Once you’ve written your poem, it’s important to edit and revise it. Read it aloud to yourself and see if the words flow smoothly and if the imagery is clear. Look for places where you can tighten up the language or add more detail. Don’t be afraid to make changes – writing is a process, and it often takes multiple drafts to get a poem just right.
2 Captivated by Nature: A Rhyming Ode to the Beauty of the Natural World
Nature, oh nature, how beautiful you are,
From the earth’s sweet flowing breast to the azure world afar.
The whole round world is a wonderland,
With such a lot to see and understand.
Even the wee little worm has a role to play,
In the grand scheme of things, day after day.
Many beautiful nature poems have been penned,
And each one takes us on a journey to the natural world’s end.
Nice fresh air and the natural world,
Make us feel alive and our spirits unfurled.
The round world is so vast and green,
There are so many things that we’ve yet to be seen.
Robert Frost wrote of the green sea growth,
And the wrinkled sea beneath, and we all took an oath,
To appreciate the beauty of this lovely poem,
And to take care of the land’s sharp features that are home.
The painted green and painted blue of the sky,
Are not bleak twigs overhead, but instead make us sigh.
Ferns lie underwater, and wild winds shake tall towers,
And short poems with rhyming words fill our hearts with powers.
In the very star-like start, the forest lives lie quiet,
And in summer wear, the great oak tree stands tall and bright.
The blue-jointed body of the river snakes its way,
And the hickory nut sang as it fell to the ground in play.
The hungry mouth of the earth drinks in the rain,
And only God can create the pleasant shade to maintain.
The mountain walls are rugged and steep,
And the summer glow of the forest’s green is a promise to keep.
The cloudy canopy above is like a bosom snow,
And the lonely lands remind us that we must go slow.
In the short poem of winter’s dregs,
William Wordsworth described the wrinkled sea and its edges.
The drive storm clouds across the upper skies,
And the bleak twigs rustle with the wind’s mournful cries.
On the forest floor, life is all around,
And nature poems for kids teach them about the earth’s bound.
The century’s corpse outleant is a sight to behold,
And the leafy arms of the trees are a wonder to be told.
When a great storm quivers the very earth,

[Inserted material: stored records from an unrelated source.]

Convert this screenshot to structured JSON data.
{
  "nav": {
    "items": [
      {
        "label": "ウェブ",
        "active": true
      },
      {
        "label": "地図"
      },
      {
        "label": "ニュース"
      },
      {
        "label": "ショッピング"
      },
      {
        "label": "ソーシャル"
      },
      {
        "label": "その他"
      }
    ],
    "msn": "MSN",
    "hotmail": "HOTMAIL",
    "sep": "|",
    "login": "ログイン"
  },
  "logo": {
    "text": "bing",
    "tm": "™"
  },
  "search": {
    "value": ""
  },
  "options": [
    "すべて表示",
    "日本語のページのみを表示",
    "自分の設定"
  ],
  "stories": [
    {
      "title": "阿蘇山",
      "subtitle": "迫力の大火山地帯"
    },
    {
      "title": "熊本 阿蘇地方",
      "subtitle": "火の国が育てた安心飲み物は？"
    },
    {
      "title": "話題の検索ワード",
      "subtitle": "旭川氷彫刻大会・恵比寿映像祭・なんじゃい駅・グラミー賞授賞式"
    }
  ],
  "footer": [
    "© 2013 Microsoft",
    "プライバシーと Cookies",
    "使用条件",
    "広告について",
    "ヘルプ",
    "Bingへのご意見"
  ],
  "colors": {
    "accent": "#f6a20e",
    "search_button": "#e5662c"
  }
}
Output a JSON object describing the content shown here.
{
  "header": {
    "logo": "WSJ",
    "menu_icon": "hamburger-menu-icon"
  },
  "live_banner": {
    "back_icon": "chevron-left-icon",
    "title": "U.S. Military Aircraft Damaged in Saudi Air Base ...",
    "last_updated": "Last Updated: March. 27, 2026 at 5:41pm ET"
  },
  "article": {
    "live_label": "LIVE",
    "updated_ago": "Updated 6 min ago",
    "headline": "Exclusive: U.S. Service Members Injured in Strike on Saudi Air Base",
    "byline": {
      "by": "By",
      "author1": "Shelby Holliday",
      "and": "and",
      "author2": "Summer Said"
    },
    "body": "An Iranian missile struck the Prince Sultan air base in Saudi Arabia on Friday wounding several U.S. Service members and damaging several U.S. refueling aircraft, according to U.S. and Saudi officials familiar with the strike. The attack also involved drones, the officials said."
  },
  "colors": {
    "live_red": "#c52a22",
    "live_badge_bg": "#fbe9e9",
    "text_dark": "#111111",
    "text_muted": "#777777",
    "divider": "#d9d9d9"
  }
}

The tangled bine stems scored show nature’s worth.
Reading poems about nature by household fires,
Is a great way to escape and leave behind worldly desires.
The little earth is a fragile home,
And storm clouds in the sky remind us to roam.
Under the shady leaf of the oak tree’s branches,
The winter glaciers seem like tiny avalanches.
The fir tree stands tall in captured stillness,
And Thomas Hardy’s poems bring a unique thrillness.
The little sun and the tall towers,
Remind us that life is fleeting and ours.
Even a worm, like James Whitcomb Riley wrote,
Can be a source of wonder with its waggle and coat.
The wild piled snowdrift in the winter’s cold,
And the yellow rose that blooms in summer’s hold,
Are equal stars in the natural world’s firmament,
And the little shower is a small yet powerful element.
Nature is all around us, in warm rosebuds and harmless worms,
And even the blast-beruffled plume and the dusty wing have their turns.
The dragonfly and the little seed hold secrets untold,
And the natural world’s magic is always there to behold.
So let’s follow these poems and learn about nature’s ways,
And appreciate the beauty that nature portrays.
Let’s protect this ancient pulse and its fragile state,
And be in awe of nature, forever captivated by its great.
3 Wrapping Up
Writing a poem on nature requires a combination of observation, creativity, and technical skill. By using sensory language, figurative language, and experimenting with form, you can create a poem that captures the beauty and power of the natural world. So next time you’re out in nature, take a moment to observe your surroundings and let your imagination run wild – you never know what kind of poem might emerge.
Besides poetry, if you are looking for nature related literature, then check our blog on inspirational nature status and land quotes.